Chicago teachers union votes against returning to classrooms
The Chicago Teachers Union voted against returning to in-person learning despite the district's plan for K-8 students to return to classrooms on Feb 1, the Associated Press reports.
Why it matters: District officials have said that the union's decision to disobey the order to return to schools would violate the union’s collective bargaining agreement, which prohibits union members from striking. Union officials, however, say that teachers retuning to schools without being vaccinated would put them at greater risk of contracting the virus.
Driving the news: President Biden's plan to accelerate the reopening of K-8 schools faces major challenges, Axios' Kyle Daly writes.
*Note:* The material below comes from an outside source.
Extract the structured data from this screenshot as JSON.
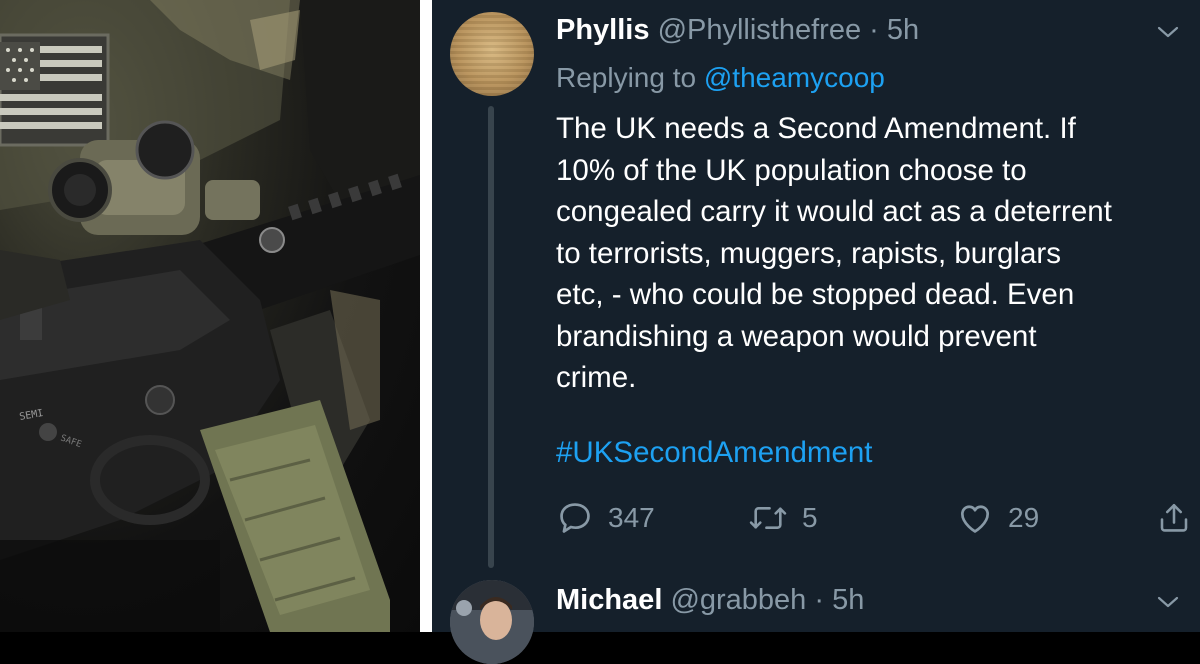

American students are falling behind due to remote learning yet inadequate contact tracing has made it harder to determine the risk of going back into classrooms.
Where it stands: Roughly 10,000 K-8 teachers from the nation’s third-largest school district are supposed to return to school on Monday to prepare for part-time in-school classes starting Feb. 1.
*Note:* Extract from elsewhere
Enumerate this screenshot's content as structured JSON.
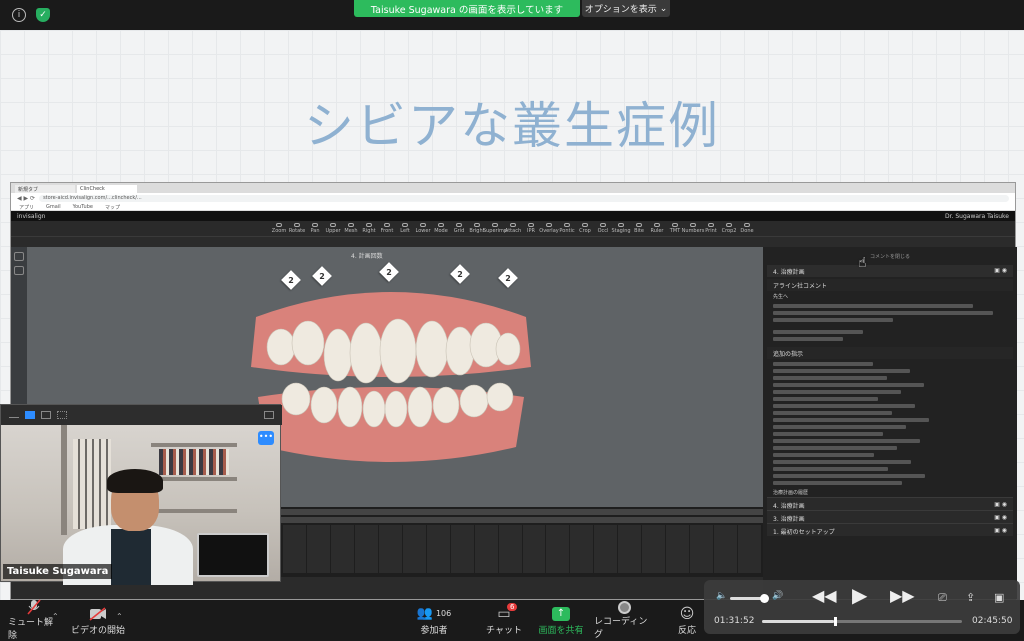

- The district went fully remote last March because of the pandemic but has gradually welcomed students back.
- Pre-K and special education students have started in-person instruction this month, and teachers who didn’t return to this model were punished.
What they're saying: The union is advocating for teachers and staffers to continue working from home until they have had at least the first of the two vaccines.
- They argue that the district would be responsible for a work stoppage if it decides to punish teachers for staying home on Monday.
The other side: The district said it would begin vaccinating teachers and staff by mid-February but the process would take months.